# Unusual p-values after weighting

I'm still new to R and most probably this is a rookie question, but maybe some of you could help me understand what is happening.

I'm analyzing some results of an experiment in which I have three treatments and three outcomes. For simplicity I will only take the control and treatment 1 and the three outcome measures.

Before running any statistical test, I needed to create a weighting variable because the sample is not representative of the population. To do so, I've used the anesrake package.

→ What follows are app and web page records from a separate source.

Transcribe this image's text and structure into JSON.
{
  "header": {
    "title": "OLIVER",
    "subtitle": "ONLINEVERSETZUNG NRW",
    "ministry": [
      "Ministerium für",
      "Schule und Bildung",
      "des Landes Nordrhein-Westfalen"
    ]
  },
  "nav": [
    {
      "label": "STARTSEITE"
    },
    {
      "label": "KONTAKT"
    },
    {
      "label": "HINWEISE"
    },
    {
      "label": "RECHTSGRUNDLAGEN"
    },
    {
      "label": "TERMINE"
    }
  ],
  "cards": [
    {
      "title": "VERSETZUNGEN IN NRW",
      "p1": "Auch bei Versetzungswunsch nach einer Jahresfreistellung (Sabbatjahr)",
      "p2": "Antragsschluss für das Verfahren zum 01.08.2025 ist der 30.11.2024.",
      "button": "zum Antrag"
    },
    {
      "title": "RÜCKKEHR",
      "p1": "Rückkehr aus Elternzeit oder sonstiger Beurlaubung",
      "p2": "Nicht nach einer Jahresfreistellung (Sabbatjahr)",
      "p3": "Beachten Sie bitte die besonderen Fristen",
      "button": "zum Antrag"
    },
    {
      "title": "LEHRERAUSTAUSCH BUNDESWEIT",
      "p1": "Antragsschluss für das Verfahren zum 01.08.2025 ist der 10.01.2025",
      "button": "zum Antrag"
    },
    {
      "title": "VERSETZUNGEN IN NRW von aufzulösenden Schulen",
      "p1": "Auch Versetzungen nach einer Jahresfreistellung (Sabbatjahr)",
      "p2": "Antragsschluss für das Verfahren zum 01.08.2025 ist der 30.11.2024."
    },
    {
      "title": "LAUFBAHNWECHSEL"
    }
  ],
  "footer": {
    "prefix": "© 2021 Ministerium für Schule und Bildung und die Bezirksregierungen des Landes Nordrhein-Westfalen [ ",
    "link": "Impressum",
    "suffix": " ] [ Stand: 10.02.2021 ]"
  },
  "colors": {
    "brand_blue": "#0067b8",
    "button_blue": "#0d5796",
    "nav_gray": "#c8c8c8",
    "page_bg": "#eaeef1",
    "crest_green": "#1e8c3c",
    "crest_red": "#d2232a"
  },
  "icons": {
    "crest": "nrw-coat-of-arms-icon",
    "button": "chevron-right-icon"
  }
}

This is the code of the weighting:

Sex <- c(.49,.51)
agecat  <- c(.085, .136, .184, .194, .401)
names(Sex) <- c("Male", "Female")
names(agecat) <- c("18-24", "25-34","35-44","45-54", "Mas que 55")
targets <- list(Sex, agecat)
names(targets) <- c("Sex", "agecat")
#I create a unique id inmy main dataframe
main_data_id$$caseid <- 1:length(main_data_id$$Sex)

main_data_id$$Sex <- as.factor(main_data_id$$Sex)
main_data_id$$agecat <- as.factor(main_data_id$$agecat)
main_data_id$$education <- as.factor(main_data_id$$education)

#I check the difference between the population and sample distribution of
anesrakefinder(targets, main_data_id, choosemethod = "total") #all greater than 5%points

main_data_id$$caseid <- as.numeric(main_data_id$$caseid)

weighted_data <- anesrake(targets, main_data_id, caseid = main_data_id$caseid, verbose= FALSE, cap = 5, choosemethod = "total", type = "pctlim", pctlim = .05 , nlim = 5, iterate = TRUE , force1 = TRUE) summary(weighted_data) # add weights to the dataset main_data_id$$weightvec <- unlist(weighted_data[1]) n <- length(main_data_id$$Sex)  After having created the weighting variable I'm now performing t-tests (weighted and unweighted) to compare the mean of measure 1/2/3 between control and treatment. When comparing the results of the weighted and unweighted t-tests I've noticed something unusual. The treatment was not significant on measure 2 and 3 and the results resulting from weighted and unweighted t-tests are very similar. EX: Unweighted:  Welch Two Sample t-test data: treatment1_2$$Measure1 by treatment1_2$$treatment t = -0.62172, df = 509.92, p-value = 0.5344 alternative hypothesis: true difference in means is not equal to 0 95 percent confidence interval: -0.4920101 0.2554664 sample estimates: mean in group 0 mean in group 1 7.320463 7.438735  Weighted: $coefficients
t.value          df     p.value
0.8140750 505.6230093   0.4159852

$additional Difference Mean.x Mean.y Std. Err 0.1553317 7.3958085 7.2404768 0.1908076  But on measure 1 it was significant when performing the normal t-test, but when doing the weighted one the p-value is completely off. Example: Unweighted:  Welch Two Sample t-test data: treatment2_3$$Measure1 by treatment2_3$$treatment t = 3.5345, df = 508.84, p-value = 0.0004458 alternative hypothesis: true difference in means is not equal to 0 95 percent confidence interval: 0.308046 1.079077 sample estimates: mean in group 0 mean in group 1 7.438735 6.745174  Weighted: [1] "Two Sample Weighted T-Test (Welch)"$coefficients
t.value           df      p.value
4.133672e+00 4.976646e+02 4.189322e-05